This past summer I tried to knit the Bold and Blended Striped Wrap, twice, and it never came out right.  I kept running out of one color.  I wonder possibly if not all skeins in the brand are the same yardage all the time. Tre o Molti might be a better choice for my selection of yarn.  It is more like I saw in my mind’s eye.

At the end of September I began knitting the Camilla shawl.  I worked on it steadily, despite having to take it back countless times, especially the fourth (Garden Gate) pattern, and after Emily caught her foot in a loop of yarn and ran away from my effort to slip it off her foot, pulling many stitches off the needle and creating a lovely hole in the knitting where all the yarn-overs pulled out.  I am proud to say that the shawl is finished.  I even wove in the ends.

This winter I ordered some beautiful Wool of the Andes Hand-Painted Special Reserve yarn to knit pretty leg warmers.  I bought Plume with lovely shades of purple, blue and a color I haven’t decided is turquoise or bright teal.  I was getting tired of the tan cabled leg warmers my mother gave me.  I’ve finished one leg warmer.

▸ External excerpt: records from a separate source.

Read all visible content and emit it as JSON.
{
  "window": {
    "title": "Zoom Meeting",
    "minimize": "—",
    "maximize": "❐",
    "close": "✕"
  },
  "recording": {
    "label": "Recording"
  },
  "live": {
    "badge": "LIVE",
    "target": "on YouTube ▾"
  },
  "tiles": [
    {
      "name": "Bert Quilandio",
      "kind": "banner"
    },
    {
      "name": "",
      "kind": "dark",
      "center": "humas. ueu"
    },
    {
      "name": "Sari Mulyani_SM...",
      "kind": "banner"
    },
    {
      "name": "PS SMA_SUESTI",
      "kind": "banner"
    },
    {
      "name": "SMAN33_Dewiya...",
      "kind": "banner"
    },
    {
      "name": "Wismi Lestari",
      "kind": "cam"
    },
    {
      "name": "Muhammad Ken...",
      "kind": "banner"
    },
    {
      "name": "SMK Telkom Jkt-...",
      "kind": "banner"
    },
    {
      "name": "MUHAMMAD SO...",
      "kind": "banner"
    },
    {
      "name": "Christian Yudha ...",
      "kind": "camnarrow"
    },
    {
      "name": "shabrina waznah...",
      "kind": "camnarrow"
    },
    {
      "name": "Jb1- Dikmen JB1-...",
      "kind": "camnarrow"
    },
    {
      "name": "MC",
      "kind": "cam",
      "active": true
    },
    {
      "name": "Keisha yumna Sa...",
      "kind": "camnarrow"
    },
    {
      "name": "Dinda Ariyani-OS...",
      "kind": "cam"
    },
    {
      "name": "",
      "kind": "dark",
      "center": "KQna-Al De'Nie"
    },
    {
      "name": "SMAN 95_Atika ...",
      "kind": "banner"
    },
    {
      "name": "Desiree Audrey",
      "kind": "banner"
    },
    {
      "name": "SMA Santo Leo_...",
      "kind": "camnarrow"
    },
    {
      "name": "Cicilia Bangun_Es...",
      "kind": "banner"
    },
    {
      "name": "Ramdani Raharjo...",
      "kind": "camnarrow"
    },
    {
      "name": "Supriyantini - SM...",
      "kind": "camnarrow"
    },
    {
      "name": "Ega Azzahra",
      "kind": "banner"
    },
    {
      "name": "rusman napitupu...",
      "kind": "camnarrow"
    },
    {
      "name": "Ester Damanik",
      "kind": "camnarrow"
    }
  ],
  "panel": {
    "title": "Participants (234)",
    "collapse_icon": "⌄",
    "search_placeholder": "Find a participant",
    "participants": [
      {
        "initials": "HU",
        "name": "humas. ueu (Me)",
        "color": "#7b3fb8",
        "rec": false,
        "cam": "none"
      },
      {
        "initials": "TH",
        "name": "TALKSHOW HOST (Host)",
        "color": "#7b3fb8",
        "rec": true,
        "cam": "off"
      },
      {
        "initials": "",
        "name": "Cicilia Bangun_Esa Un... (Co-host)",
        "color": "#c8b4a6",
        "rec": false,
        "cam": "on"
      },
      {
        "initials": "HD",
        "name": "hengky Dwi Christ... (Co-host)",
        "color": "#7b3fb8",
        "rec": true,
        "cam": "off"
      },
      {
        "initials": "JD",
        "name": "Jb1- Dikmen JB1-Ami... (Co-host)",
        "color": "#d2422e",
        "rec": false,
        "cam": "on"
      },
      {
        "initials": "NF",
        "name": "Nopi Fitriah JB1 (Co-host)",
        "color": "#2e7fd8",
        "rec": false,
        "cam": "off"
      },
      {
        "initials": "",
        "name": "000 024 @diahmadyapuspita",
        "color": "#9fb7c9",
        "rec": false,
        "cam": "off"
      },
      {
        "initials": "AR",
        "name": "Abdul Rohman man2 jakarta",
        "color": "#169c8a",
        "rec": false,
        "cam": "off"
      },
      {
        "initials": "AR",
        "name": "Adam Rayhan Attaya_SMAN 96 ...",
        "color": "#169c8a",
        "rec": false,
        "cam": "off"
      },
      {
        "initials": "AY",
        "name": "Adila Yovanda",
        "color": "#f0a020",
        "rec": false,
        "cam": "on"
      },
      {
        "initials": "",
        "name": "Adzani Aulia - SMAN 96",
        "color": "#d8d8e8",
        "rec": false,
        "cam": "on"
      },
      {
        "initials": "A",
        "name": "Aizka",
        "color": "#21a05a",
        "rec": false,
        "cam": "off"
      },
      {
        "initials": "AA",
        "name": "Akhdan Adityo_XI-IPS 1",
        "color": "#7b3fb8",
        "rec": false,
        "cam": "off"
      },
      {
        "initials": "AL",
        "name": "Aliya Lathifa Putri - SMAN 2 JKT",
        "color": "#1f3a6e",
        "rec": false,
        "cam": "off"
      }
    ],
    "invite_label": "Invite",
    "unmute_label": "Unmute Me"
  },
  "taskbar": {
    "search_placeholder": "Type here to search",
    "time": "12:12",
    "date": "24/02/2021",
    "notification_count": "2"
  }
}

For me finishitis is the complete opposite of startitis.  I really don’t feel like finishing the garments I knit because I needed to wear them.  I’m not a big fan of picking up and knitting the rib.  It’s very easy to have too few or two many stitches.  Sewing in the ends isn’t that much fun either.  My life has been very stressful in other ways, and I expect that has something to do with it. The office temperature at work continues to fluctuate so that might motivate me.